Simon Puot was forced to flee South Sudan when conflict erupted in December 2013 in the world’s newest country. His three brothers were killed soon after the start of the conflict and their houses and properties torched. Simon was able to escape, and is one of over 70,000 South Sudanese who have sought refuge within Kenya’s borders. He has lost contact with his parents and remaining relatives.
“There is nothing I can do, I hope God can protect them wherever they are.”
Simon was working for an NGO in South Sudan when he was forced to flee. In Kakuma refugee camp, Simon is using his skills in a new way−as headmaster for the emergency schools funded by the Lutheran World Federation. The South Sudanese put a great importance on schooling and the need for Simon’s leadership and skills are great—over 4,500 students are registered at the emergency schools in Kakuma, a number that is expected to grow to 10,000.
Despite the hardships Simon faces himself as a refugee and the challenging circumstances that exist in Kakuma, he is doing everything he can to better the situation for those who have had their lives uprooted due to the conflict in South Sudan.
When asked why he chooses to teach, Simon said “to help my brothers and sisters who have run away from war in South Sudan to better their lives through education. Being a teacher in this situation is work that I like to do.”

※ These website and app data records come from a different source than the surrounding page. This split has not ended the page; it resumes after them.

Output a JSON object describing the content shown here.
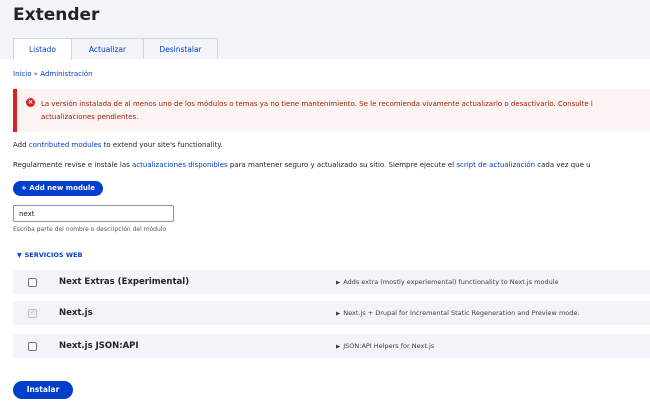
{
  "page": {
    "title": "Extender"
  },
  "tabs": [
    {
      "label": "Listado",
      "active": true
    },
    {
      "label": "Actualizar",
      "active": false
    },
    {
      "label": "Desinstalar",
      "active": false
    }
  ],
  "breadcrumb": {
    "home": "Inicio",
    "separator": "»",
    "current": "Administración"
  },
  "alert": {
    "icon": "error-icon",
    "line1": "La versión instalada de al menos uno de los módulos o temas ya no tiene mantenimiento. Se le recomienda vivamente actualizarlo o desactivarlo. Consulte l",
    "line2": "actualizaciones pendientes.",
    "color": "#d72222"
  },
  "intro": {
    "line1_prefix": "Add",
    "line1_link": "contributed modules",
    "line1_suffix": "to extend your site's functionality.",
    "line2_prefix": "Regularmente revise e instale las",
    "line2_link1": "actualizaciones disponibles",
    "line2_middle": "para mantener seguro y actualizado su sitio. Siempre ejecute el",
    "line2_link2": "script de actualización",
    "line2_suffix": "cada vez que u"
  },
  "add_module_button": "+ Add new module",
  "filter": {
    "value": "next",
    "help": "Escriba parte del nombre o descripción del módulo"
  },
  "group": {
    "caret": "▼",
    "label": "SERVICIOS WEB"
  },
  "modules": [
    {
      "name": "Next Extras (Experimental)",
      "description": "Adds extra (mostly experiemental) functionality to Next.js module",
      "checked": false,
      "disabled": false
    },
    {
      "name": "Next.js",
      "description": "Next.js + Drupal for Incremental Static Regeneration and Preview mode.",
      "checked": true,
      "disabled": true
    },
    {
      "name": "Next.js JSON:API",
      "description": "JSON:API Helpers for Next.js",
      "checked": false,
      "disabled": false
    }
  ],
  "install_button": "Instalar",
  "colors": {
    "accent": "#003ecc",
    "header_bg": "#f3f4f9",
    "error": "#d72222"
  }
}
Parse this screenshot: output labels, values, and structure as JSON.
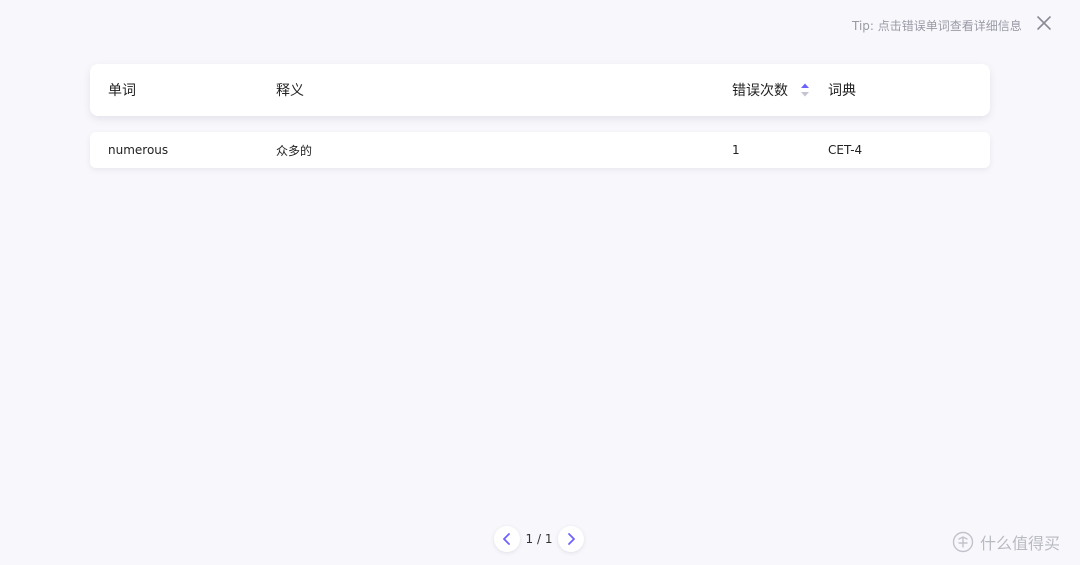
{
  "tip": "Tip: 点击错误单词查看详细信息",
  "table": {
    "headers": {
      "word": "单词",
      "definition": "释义",
      "error_count": "错误次数",
      "dictionary": "词典"
    },
    "rows": [
      {
        "word": "numerous",
        "definition": "众多的",
        "error_count": "1",
        "dictionary": "CET-4"
      }
    ]
  },
  "pagination": {
    "label": "1 / 1"
  },
  "watermark": {
    "text": "什么值得买"
  },
  "colors": {
    "background": "#f8f8fc",
    "accent": "#6c63ff",
    "muted": "#9a9aa6"
  },
  "icons": {
    "close": "close-icon",
    "sort": "sort-icon",
    "prev": "chevron-left-icon",
    "next": "chevron-right-icon"
  }
}
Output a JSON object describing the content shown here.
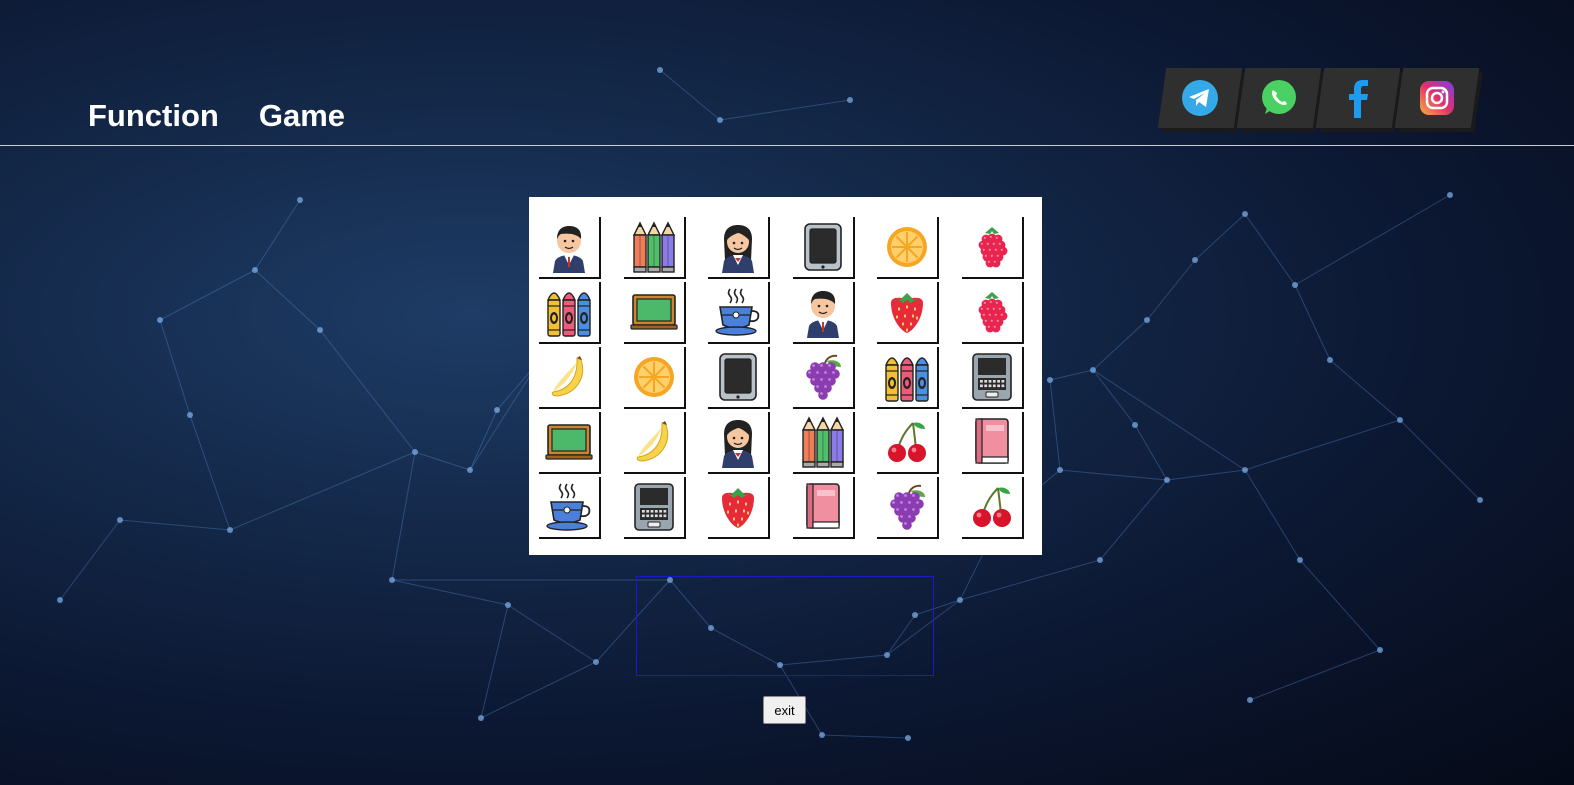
{
  "nav": {
    "items": [
      {
        "label": "Function"
      },
      {
        "label": "Game"
      }
    ]
  },
  "socials": [
    {
      "name": "telegram-icon",
      "color": "#35a9e8"
    },
    {
      "name": "whatsapp-icon",
      "color": "#4ad163"
    },
    {
      "name": "facebook-icon",
      "color": "#1d9bf0"
    },
    {
      "name": "instagram-icon",
      "color": "#c737b7"
    }
  ],
  "board": {
    "rows": 5,
    "cols": 6,
    "tiles": [
      [
        "boy",
        "pencils",
        "girl",
        "tablet",
        "orange",
        "raspberry"
      ],
      [
        "crayons",
        "blackboard",
        "coffee",
        "boy",
        "strawberry",
        "raspberry"
      ],
      [
        "banana",
        "orange",
        "tablet",
        "grapes",
        "crayons",
        "laptop"
      ],
      [
        "blackboard",
        "banana",
        "girl",
        "pencils",
        "cherries",
        "book"
      ],
      [
        "coffee",
        "laptop",
        "strawberry",
        "book",
        "grapes",
        "cherries"
      ]
    ]
  },
  "message": "",
  "exit_label": "exit"
}
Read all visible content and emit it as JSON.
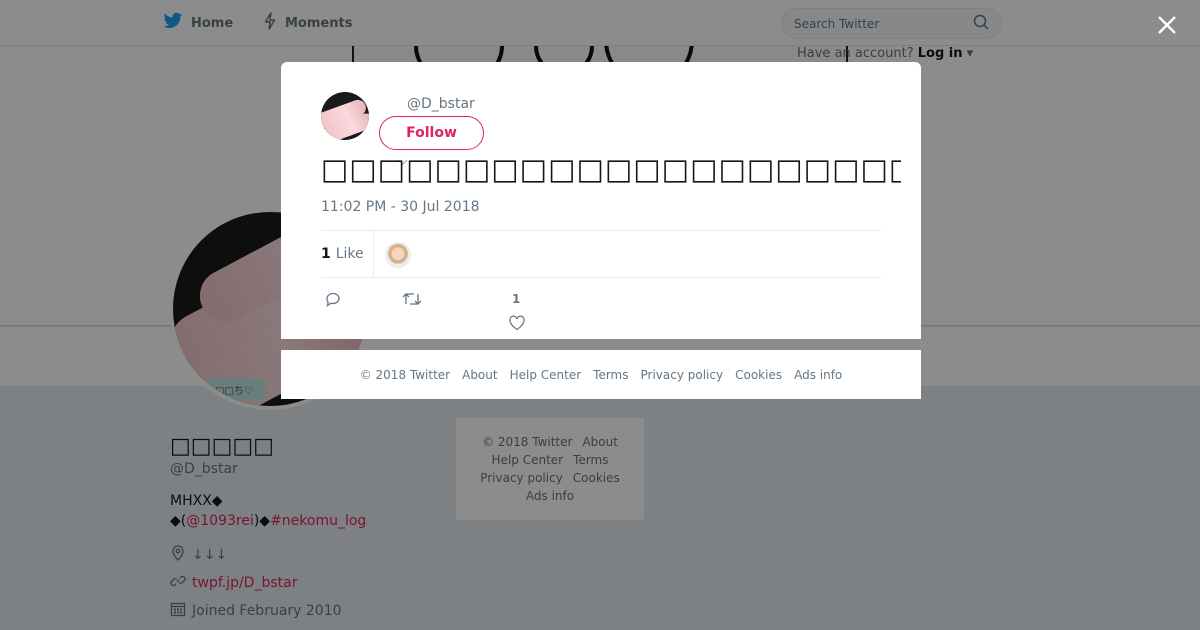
{
  "topbar": {
    "home_label": "Home",
    "moments_label": "Moments",
    "search_placeholder": "Search Twitter",
    "login_prefix": "Have an account?",
    "login_label": "Log in"
  },
  "profile": {
    "display_name": "□□□□□",
    "handle": "@D_bstar",
    "bio_line1": "MHXX◆",
    "bio_line2_prefix": "◆(",
    "bio_mention": "@1093rei",
    "bio_line2_mid": ")◆",
    "bio_hashtag": "#nekomu_log",
    "location": "↓↓↓",
    "website": "twpf.jp/D_bstar",
    "joined": "Joined February 2010",
    "avatar_tag_text": "□□ち♡"
  },
  "side_footer": {
    "copyright": "© 2018 Twitter",
    "about": "About",
    "help": "Help Center",
    "terms": "Terms",
    "privacy": "Privacy policy",
    "cookies": "Cookies",
    "ads": "Ads info"
  },
  "tweet": {
    "handle": "@D_bstar",
    "follow_label": "Follow",
    "text": "□□□□□□□□□□□□□□□□□□□□□□□□□□□□□□□□□□□□□□",
    "timestamp": "11:02 PM - 30 Jul 2018",
    "like_count": "1",
    "like_label": "Like",
    "action_like_count": "1"
  },
  "modal_footer": {
    "copyright": "© 2018 Twitter",
    "about": "About",
    "help": "Help Center",
    "terms": "Terms",
    "privacy": "Privacy policy",
    "cookies": "Cookies",
    "ads": "Ads info"
  },
  "colors": {
    "accent": "#e0245e",
    "twitter_blue": "#1da1f2",
    "overlay": "rgba(0,0,0,0.45)"
  },
  "icons": [
    "twitter-bird-icon",
    "lightning-icon",
    "search-icon",
    "close-icon",
    "reply-icon",
    "retweet-icon",
    "heart-icon",
    "location-icon",
    "link-icon",
    "calendar-icon",
    "chevron-down-icon"
  ]
}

Currently over 200 students are sharing one classroom, and there is a great need for resources such as books, black boards and school materials.

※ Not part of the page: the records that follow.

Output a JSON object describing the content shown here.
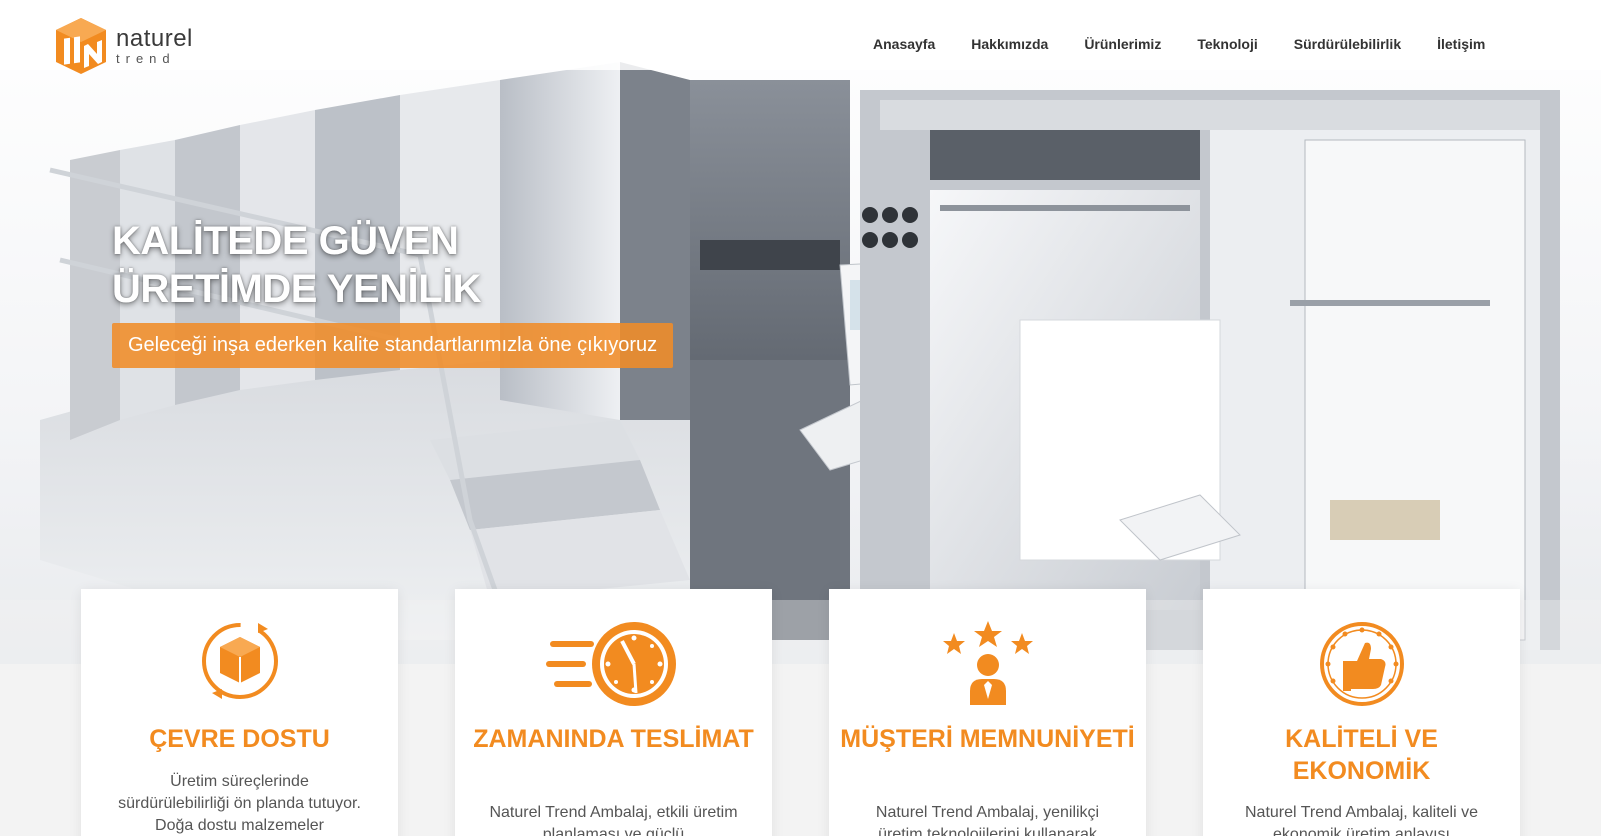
{
  "brand": {
    "name": "naturel",
    "sub": "trend",
    "accent": "#f28b20"
  },
  "nav": {
    "items": [
      {
        "label": "Anasayfa"
      },
      {
        "label": "Hakkımızda"
      },
      {
        "label": "Ürünlerimiz"
      },
      {
        "label": "Teknoloji"
      },
      {
        "label": "Sürdürülebilirlik"
      },
      {
        "label": "İletişim"
      }
    ]
  },
  "hero": {
    "title_line1": "KALİTEDE GÜVEN",
    "title_line2": "ÜRETİMDE YENİLİK",
    "subtitle": "Geleceği inşa ederken kalite standartlarımızla öne çıkıyoruz",
    "image": "printing-machine"
  },
  "features": [
    {
      "icon": "box-recycle-icon",
      "title": "ÇEVRE DOSTU",
      "text": "Üretim süreçlerinde sürdürülebilirliği ön planda tutuyor. Doğa dostu malzemeler"
    },
    {
      "icon": "fast-clock-icon",
      "title": "ZAMANINDA TESLİMAT",
      "text": "Naturel Trend Ambalaj, etkili üretim planlaması ve güçlü"
    },
    {
      "icon": "customer-stars-icon",
      "title": "MÜŞTERİ MEMNUNİYETİ",
      "text": "Naturel Trend Ambalaj, yenilikçi üretim teknolojilerini kullanarak"
    },
    {
      "icon": "thumbs-up-stars-icon",
      "title": "KALİTELİ VE EKONOMİK",
      "text": "Naturel Trend Ambalaj, kaliteli ve ekonomik üretim anlayışı"
    }
  ]
}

The school supplies that will come in CLWR’s Road to Kakuma aid shipment will help fill this need (click here to learn more about how you can “join us” on the Road to Kakuma, by making a donation to the cost of transporting this shipment to this remote region).
The tents that are used as classrooms are very hot and strong winds often blow them down. Permanent structures are needed to replace the tents, especially once the heavy rains come.

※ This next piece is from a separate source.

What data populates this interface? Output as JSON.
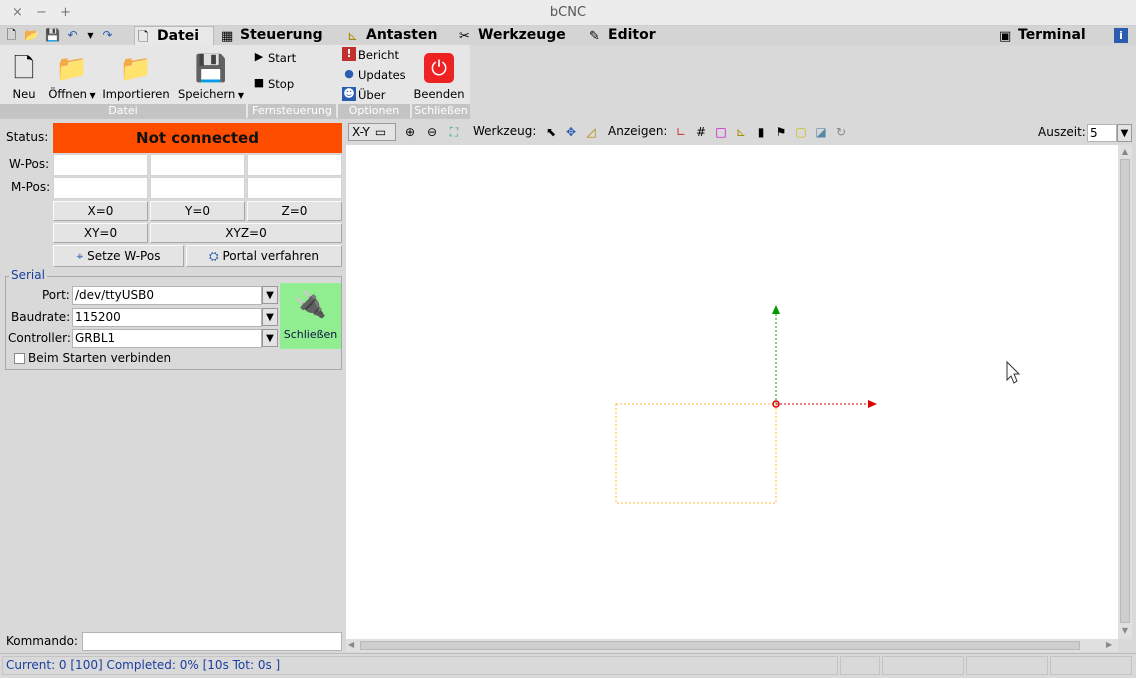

Apart from being institutions for learning, emergency schools are life-saving—they offer protection services to children and provide a safe space to learn. In schools, children are less likely to be abused, exploited for labour and subject to violence. Emergency schools offer hope too. In school, children not only learn their subjects, but they also have opportunities to play, meet friends, do sports, and learn skills and knowledge that will help them to build a better future.
This World Refugee Day, CLWR wants to highlight the courage and strength of refugees like Simon and share the important contributions they make to their communities. Thank you, Simon!